Mama Biashara
Kate Copstick’s charity, Mama Biashara, works with the poorest and most marginalised people in Kenya. They give grants to set up small, sustainable businesses that bring financial independence and security. That five quid you spend on a large glass of House White? They can save someone’s life with that. And the money for a pair of Air Jordans? Will take four women and their fifteen children away from a man who is raping them and into a new life with a moneymaking business for Mum and happiness for the kids.
Donate to Mama Biashara now

Theatre MAD
The Make A Difference Trust fights HIV & AIDS one stage at a time. Their UK and International grant-making strategy is based on five criteria that raise awareness, educate, and provide care and support for the most vulnerable in society. A host of fundraising events, including Bucket Collections, Late Night Cabarets, West End Eurovision, West End Bares and A West End Christmas continue to raise funds for projects both in the UK and Sub-Saharan Africa.
Donate to Theatre MAD now

Acting For Others
Acting for Others provides financial and emotional support to all theatre workers in times of need through the 14 member charities. During the COVID-19 crisis Acting for Others have raised over £1.7m to support theatre workers affected by the pandemic.
Donate to Acting For Others now



The Blurb

Holed up in a flat on the Walworth Road, Sean and Blake diligently recite their father Dinny’s lines as they daily re-enact the moment they fled their home in Ireland. But today’s performance is going to be different: Dinny’s got a rage on because there’s a sausage and Ryvita in place of the chicken dinner, Sean’s head’s not been in it since he came back from Tescos, and the three men are about to receive an unexpected visitor…

Most Popular See More

Tina - The Tina Turner Musical

From £12.00

More Info

Find Tickets

Frozen the Musical
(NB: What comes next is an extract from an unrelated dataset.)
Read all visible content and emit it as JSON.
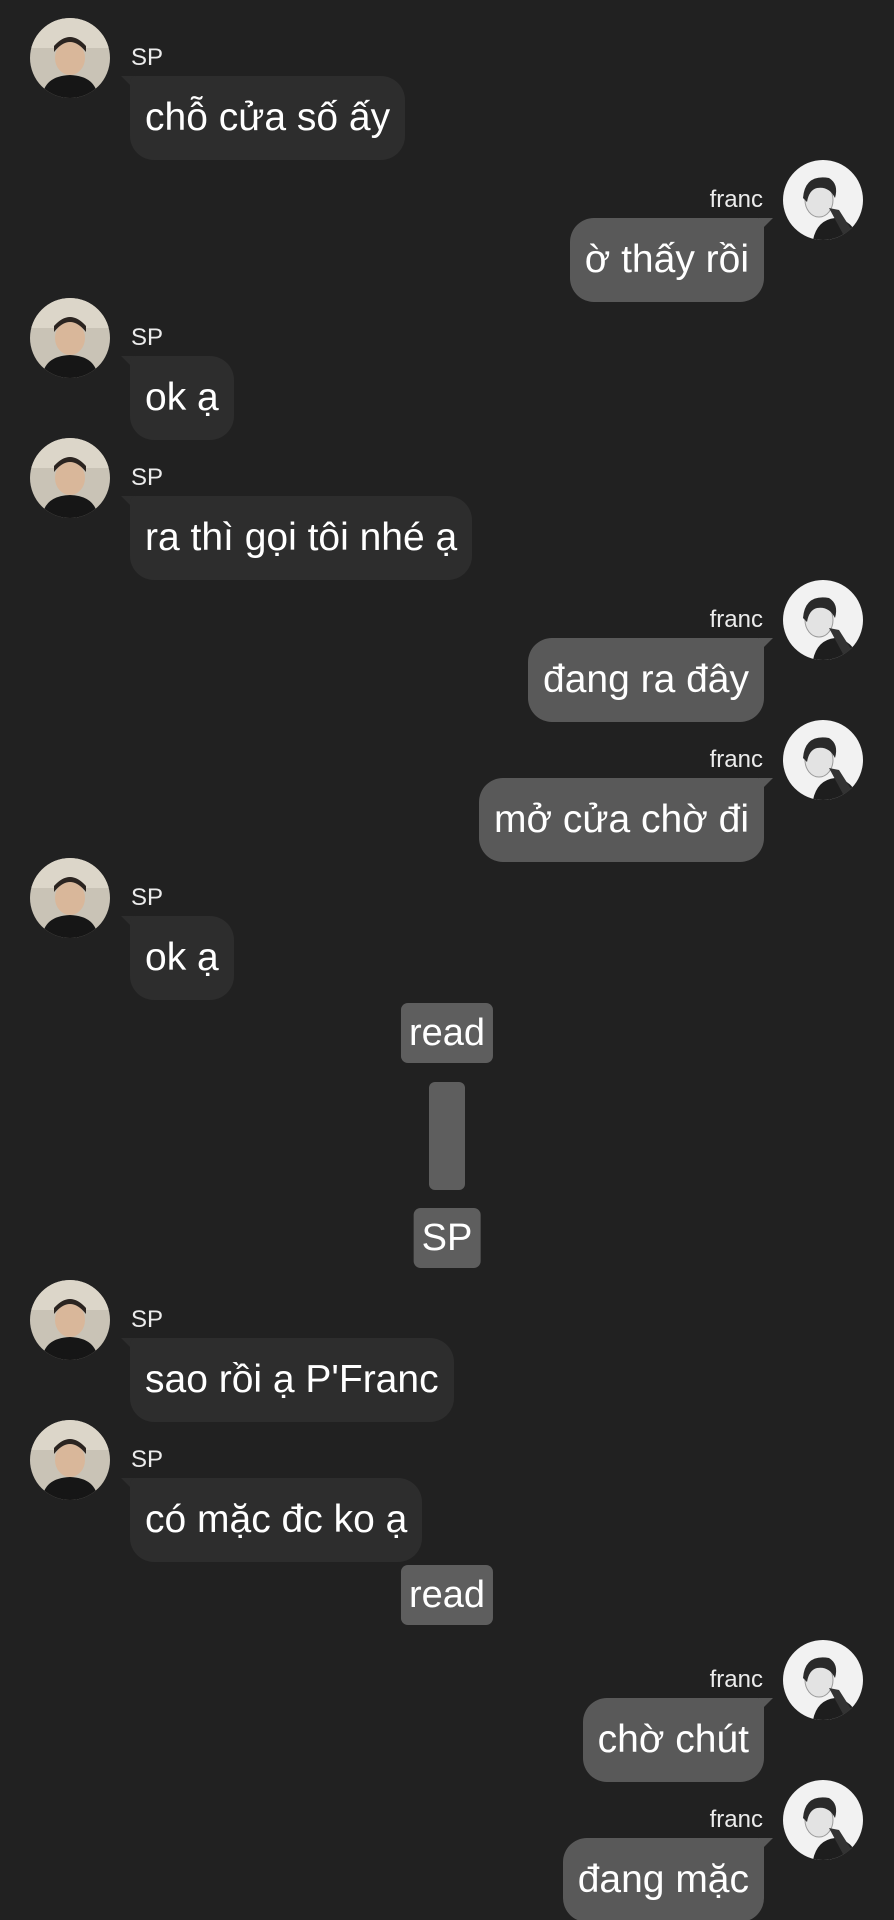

From £36.00

More Info

Find Tickets

Moulin Rouge! The Musical

From £30.00

More Info

Find Tickets

The Lion King

From £46.00

More Info

Find Tickets

The Book of Mormon

From £24.00

More Info

Find Tickets

Mamma Mia!

From £21.00

More Info

Find Tickets